Location: Crop Bioprotection ResearchTitle: Dual transcriptional analysis of Ocimum basilicum and Peronospora belbahrii in susceptible interactions
|TIAN, MIAOYING - University Of Hawaii|
|DUDAI, NATIV - Agricultural Research Organization Of Israel|
|TAL, OFIR - Agricultural Research Organization Of Israel|
|GONDA, ITAY - Agricultural Research Organization Of Israel|
Submitted to: Plant Gene
Publication Type: Peer Reviewed Journal
Publication Acceptance Date: 12/7/2021
Publication Date: 12/11/2021
Citation: Johnson, E.T., Kim, H., Tian, M., Dudai, N., Tal, O., Gonda, I. 2021. Dual transcriptional analysis of Ocimum basilicum and Peronospora belbahrii in susceptible interactions. Plant Gene. 29. Article 100350. https://doi.org/10.1016/j.plgene.2021.100350.

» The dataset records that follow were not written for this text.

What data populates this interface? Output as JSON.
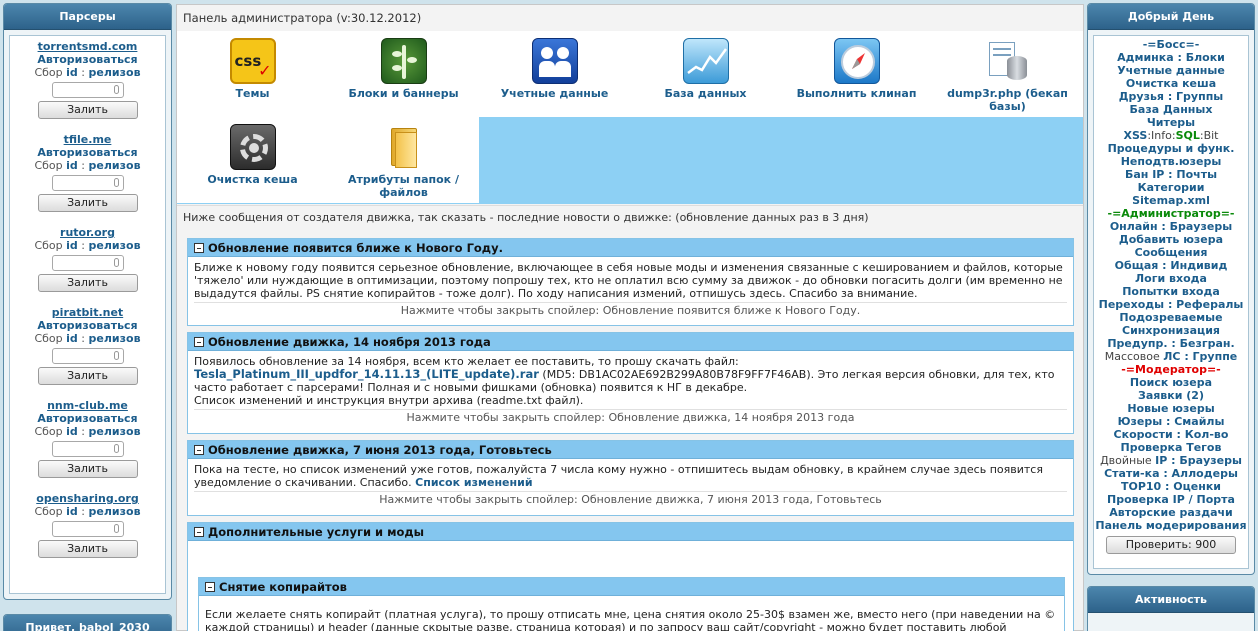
{
  "left_panel": {
    "title": "Парсеры",
    "parsers": [
      {
        "site": "torrentsmd.com",
        "auth": "Авторизоваться",
        "sbor": "Сбор",
        "id": "id",
        "sep": " : ",
        "releases": "релизов",
        "button": "Залить"
      },
      {
        "site": "tfile.me",
        "auth": "Авторизоваться",
        "sbor": "Сбор",
        "id": "id",
        "sep": " : ",
        "releases": "релизов",
        "button": "Залить"
      },
      {
        "site": "rutor.org",
        "auth": "",
        "sbor": "Сбор",
        "id": "id",
        "sep": " : ",
        "releases": "релизов",
        "button": "Залить"
      },
      {
        "site": "piratbit.net",
        "auth": "Авторизоваться",
        "sbor": "Сбор",
        "id": "id",
        "sep": " : ",
        "releases": "релизов",
        "button": "Залить"
      },
      {
        "site": "nnm-club.me",
        "auth": "Авторизоваться",
        "sbor": "Сбор",
        "id": "id",
        "sep": " : ",
        "releases": "релизов",
        "button": "Залить"
      },
      {
        "site": "opensharing.org",
        "auth": "",
        "sbor": "Сбор",
        "id": "id",
        "sep": " : ",
        "releases": "релизов",
        "button": "Залить"
      }
    ],
    "greeting": "Привет, babol_2030"
  },
  "center": {
    "title": "Панель администратора (v:30.12.2012)",
    "tiles": [
      {
        "label": "Темы",
        "icon": "css-icon"
      },
      {
        "label": "Блоки и баннеры",
        "icon": "leaf-icon"
      },
      {
        "label": "Учетные данные",
        "icon": "users-icon"
      },
      {
        "label": "База данных",
        "icon": "chart-icon"
      },
      {
        "label": "Выполнить клинап",
        "icon": "compass-icon"
      },
      {
        "label": "dump3r.php (бекап базы)",
        "icon": "database-icon"
      },
      {
        "label": "Очистка кеша",
        "icon": "gear-icon"
      },
      {
        "label": "Атрибуты папок / файлов",
        "icon": "folder-icon"
      }
    ],
    "news_note": "Ниже сообщения от создателя движка, так сказать - последние новости о движке: (обновление данных раз в 3 дня)",
    "news": [
      {
        "title": "Обновление появится ближе к Нового Году.",
        "text": "Ближе к новому году появится серьезное обновление, включающее в себя новые моды и изменения связанные с кешированием и файлов, которые 'тяжело' или нуждающие в оптимизации, поэтому попрошу тех, кто не оплатил всю сумму за движок - до обновки погасить долги (им временно не выдадутся файлы. PS снятие копирайтов - тоже долг). По ходу написания измений, отпишусь здесь. Спасибо за внимание.",
        "footer": "Нажмите чтобы закрыть спойлер: Обновление появится ближе к Нового Году."
      },
      {
        "title": "Обновление движка, 14 ноября 2013 года",
        "text_before": "Появилось обновление за 14 ноября, всем кто желает ее поставить, то прошу скачать файл:",
        "link": "Tesla_Platinum_III_updfor_14.11.13_(LITE_update).rar",
        "text_after": " (MD5: DB1AC02AE692B299A80B78F9FF7F46AB). Это легкая версия обновки, для тех, кто часто работает с парсерами! Полная и с новыми фишками (обновка) появится к НГ в декабре.",
        "text_line2": "Список изменений и инструкция внутри архива (readme.txt файл).",
        "footer": "Нажмите чтобы закрыть спойлер: Обновление движка, 14 ноября 2013 года"
      },
      {
        "title": "Обновление движка, 7 июня 2013 года, Готовьтесь",
        "text": "Пока на тесте, но список изменений уже готов, пожалуйста 7 числа кому нужно - отпишитесь выдам обновку, в крайнем случае здесь появится уведомление о скачивании. Спасибо. ",
        "link": "Список изменений",
        "footer": "Нажмите чтобы закрыть спойлер: Обновление движка, 7 июня 2013 года, Готовьтесь"
      },
      {
        "title": "Дополнительные услуги и моды",
        "inner_title": "Снятие копирайтов",
        "inner_text": "Если желаете снять копирайт (платная услуга), то прошу отписать мне, цена снятия около 25-30$ взамен же, вместо него (при наведении на © каждой страницы) и header (данные скрытые разве, страница которая) и по запросу ваш сайт/copyright - можно будет поставить любой"
      }
    ]
  },
  "right_panel": {
    "title": "Добрый День",
    "sections": {
      "boss": "-=Босс=-",
      "admin": "-=Администратор=-",
      "moder": "-=Модератор=-"
    },
    "boss_links": [
      "Админка : Блоки",
      "Учетные данные",
      "Очистка кеша",
      "Друзья : Группы",
      "База Данных",
      "Читеры"
    ],
    "xss": {
      "a": "XSS",
      "b": ":Info:",
      "c": "SQL",
      "d": ":Bit"
    },
    "boss_links2": [
      "Процедуры и функ.",
      "Неподтв.юзеры",
      "Бан IP : Почты",
      "Категории",
      "Sitemap.xml"
    ],
    "admin_links": [
      "Онлайн : Браузеры",
      "Добавить юзера",
      "Сообщения",
      "Общая : Индивид",
      "Логи входа",
      "Попытки входа",
      "Переходы : Рефералы",
      "Подозреваемые",
      "Синхронизация",
      "Предупр. : Безгран."
    ],
    "mass": {
      "a": "Массовое ",
      "b": "ЛС : Группе"
    },
    "mod_links": [
      "Поиск юзера",
      "Заявки (2)",
      "Новые юзеры",
      "Юзеры : Смайлы",
      "Скорости : Кол-во",
      "Проверка Тегов"
    ],
    "dual": {
      "a": "Двойные ",
      "b": "IP : Браузеры"
    },
    "mod_links2": [
      "Стати-ка : Аллодеры",
      "TOP10 : Оценки",
      "Проверка IP / Порта",
      "Авторские раздачи",
      "Панель модерирования"
    ],
    "check_button": "Проверить: 900",
    "activity": "Активность"
  }
}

Interpretive Summary: Downy mildew damages susceptible basil cultivars every year in the United States. The pathogen responsible for downy mildew disease on basil has not been well studied at the molecular level, primarily because the pathogen will not grow on artificial growth medium, but only on living plants. This report is the first to identify a large set of basil genes that are expressed in susceptible leaves in response to basil downy mildew three and six days after inoculation. A number of potential plant defense genes were upregulated at these time points in response to the pathogen. Many genes contributing to efficient photosynthesis were downregulated at these time points. The downy mildew pathogen infecting the leaves expressed high levels of genes coding for enzymes that likely degrade plant cell walls, which provides energy for the pathogen. These results improve our knowledge of the infection process of basil downy mildew and could aid the development of more effective measures for reducing the severity of the disease.
Technical Abstract: Basil downy mildew, caused by the pathogen Peronospora belbahrii, is a major problem for sweet basil growers worldwide. The genome sequences of both Ocimum basilicum and P. belbahrii were recently completed but extensive transcriptome analysis of this pathosystem has not been completed. RNA sequencing was performed using basil leaf samples (of a susceptible cultivar) collected three and six days after inoculation with sporangia from an Illinois isolate of P. belbahrii and 11,890 differentially expressed basil genes were identified (q value <0.05). Gene enrichment analysis identified several Gene Ontology (GO) terms that were upregulated in inoculated basil leaves compared to mock control leaves which included groups of putative defensive genes (False Discovery Rate (FDR)'<'0.05). In addition, there were several GO terms related to photosynthesis in the infected leaves that were downregulated in comparison to control leaves at statistically significant levels (FDR'<'0.05). The pathogen's transcriptome data also identified three highly expressed transcripts encoding secreted glycoside hydrolases (GH, each transcript level was greater than 70,000 transcripts per million, TPM), which likely release sugars from the plant cell walls needed for the growth of the pathogen. Moreover, two of these GH transcripts were also highly expressed (greater than 30,000 TPM) in susceptible basil leaves infected by a Hawaiian isolate of P. belbahrii in an independent experiment performed with a different basil cultivar. These results demonstrate a multilevel response of sweet basil to P. belbahrii that is not effective enough to block the pathogen.